The apostrophe ( ’ ) is used to form contractions (two words shortened and merged into one) as well as to show possession.
When used in contractions, the apostrophe replaces the letters that are omitted from one of the two words. For instance:
- “This plan doesn’t [does not] make any sense.”
- “It’s [it is] a very unfortunate circumstance.”
- “I hope you’re [you are] happy in your new job.”
- “Please don’t [do not] do anything you aren’t [are not] sure about.”
When showing possession, the apostrophe comes before the letter “s” for singular nouns (and irregular plurals) or after the letter “s” in regular plural nouns:
- “We were looking everywhere for Jonathan’s bike!”
- “The kids’ play room is a mess.”
- “We could stay in my family’s cabin for the weekend.”
- “Police are gathering witnesses’ testimonies regarding the incident.”
- “We’ll have to rely on people’s donations to stay open.”
When we quote something that someone else has written or said, we distinguish it from our own writing through the use of quotation marks. If we omit (leave out) any portion of a quote but keep the rest of it in its original form, we can use ellipses to show where the omission exists within the quote.
Whenever we reproduce exactly what someone else has said, whether it’s a word, phrase, or entire sentence, we use quotation marks—either double ( “ ” ) or single ( ‘ ’ )—to separate it from the rest of our writing. For instance:
- John said, “I’ll never live in this city again.”
- The CEO has expressed his ‘genuine concern and remorse’ over the developments.
If we use a quotation that already has a quotation within it, we alternate between double and single marks:
- The president said, “I’ve been assured by the prime minister that she is ‘taking all appropriate steps in response to the crisis.’”
We can also use quotation marks to highlight text that is or might be considered somehow questionable, dubious, or uncertain, as in:
- His “promise” turned out to be a complete lie.
Quotation marks also have the technical use of marking the titles of smaller pieces of written or creative works, such as poems or songs:
- My favorite song has always been “Auld Lang Syne.”

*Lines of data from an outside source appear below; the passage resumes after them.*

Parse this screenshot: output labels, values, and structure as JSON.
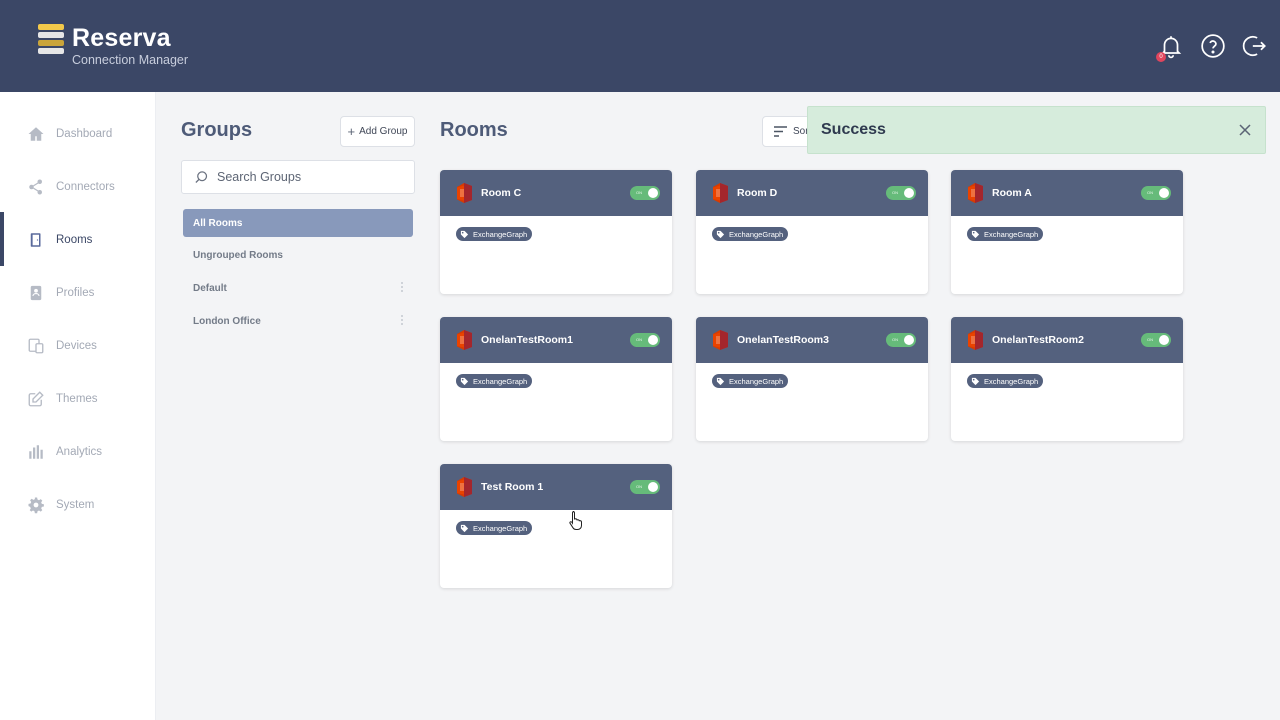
{
  "header": {
    "brand": "Reserva",
    "tagline": "Connection Manager",
    "notification_count": "0",
    "logo_colors": [
      "#f3c94a",
      "#e6e6e6",
      "#c9a43a",
      "#e6e6e6"
    ]
  },
  "sidebar": {
    "items": [
      {
        "label": "Dashboard",
        "icon": "home-icon"
      },
      {
        "label": "Connectors",
        "icon": "share-icon"
      },
      {
        "label": "Rooms",
        "icon": "door-icon",
        "active": true
      },
      {
        "label": "Profiles",
        "icon": "profile-icon"
      },
      {
        "label": "Devices",
        "icon": "devices-icon"
      },
      {
        "label": "Themes",
        "icon": "edit-icon"
      },
      {
        "label": "Analytics",
        "icon": "bar-chart-icon"
      },
      {
        "label": "System",
        "icon": "gear-icon"
      }
    ]
  },
  "groups": {
    "title": "Groups",
    "add_label": "Add Group",
    "search_placeholder": "Search Groups",
    "items": [
      {
        "label": "All Rooms",
        "selected": true
      },
      {
        "label": "Ungrouped Rooms"
      },
      {
        "label": "Default"
      },
      {
        "label": "London Office"
      }
    ]
  },
  "rooms": {
    "title": "Rooms",
    "sort_label": "Sort",
    "toggle_label": "ON",
    "cards": [
      {
        "name": "Room C",
        "tag": "ExchangeGraph"
      },
      {
        "name": "Room D",
        "tag": "ExchangeGraph"
      },
      {
        "name": "Room A",
        "tag": "ExchangeGraph"
      },
      {
        "name": "OnelanTestRoom1",
        "tag": "ExchangeGraph"
      },
      {
        "name": "OnelanTestRoom3",
        "tag": "ExchangeGraph"
      },
      {
        "name": "OnelanTestRoom2",
        "tag": "ExchangeGraph"
      },
      {
        "name": "Test Room 1",
        "tag": "ExchangeGraph"
      }
    ]
  },
  "toast": {
    "message": "Success"
  },
  "colors": {
    "header": "#3b4766",
    "card_header": "#54617e",
    "toggle_on": "#66bb7a",
    "toast_bg": "#d6ecdc",
    "selected_group": "#8899bb"
  }
}
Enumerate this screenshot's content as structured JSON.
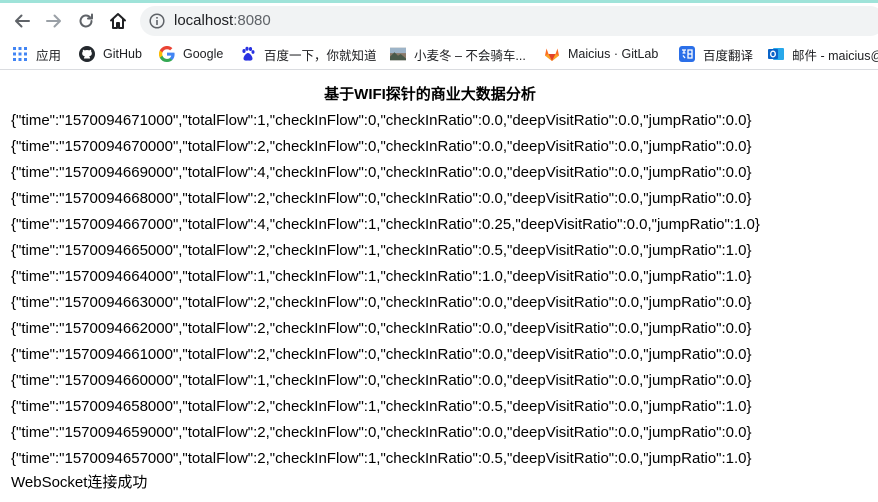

An ellipsis (plural: ellipses) is a series of three dots ( . . . ) that represents material that has been omitted from a quotation for the sake of neatness and brevity. In general, this is only done when an omission is made in the middle of a quoted sentence; any other punctuation necessary for the structure of the sentence must be kept intact. For example:
- “In response to the outcome of the trial, the president said, ‘I don’t think the decision today reflects the . . . opinion of most Americans.’”
- “The final passage sums up the protagonist’s view: ‘I’m sure of one thing in life: I value family over all other things, . . . and I will never forget it again.’”
- “Our local correspondent told us that ‘[a]dvocates from around the state are rallying around a new law aimed at reducing the number of roadside accidents. . . . Still, there are some critics . . . who feel the law will have a greater and more negative impact on commuters.’”
Less formally, ellipses are commonly used to indicate when a statement trails off or is broken up due to uncertainty or hesitation, as in:
- “I sure hope this works. . .”
- “But. . . I don’t understand. . .”
In addition to the 15 punctuation marks above, there are many different signs and symbols that are commonly used in everyday writing, such as the asterisk (*) or the ampersand (&). These are not standard punctuation marks—they are never necessary to the grammatical or syntactic meaning of a sentence—but they appear often enough that it’s important to know how they might be used. Continue on to the section Other Signs and Symbols to learn more about them.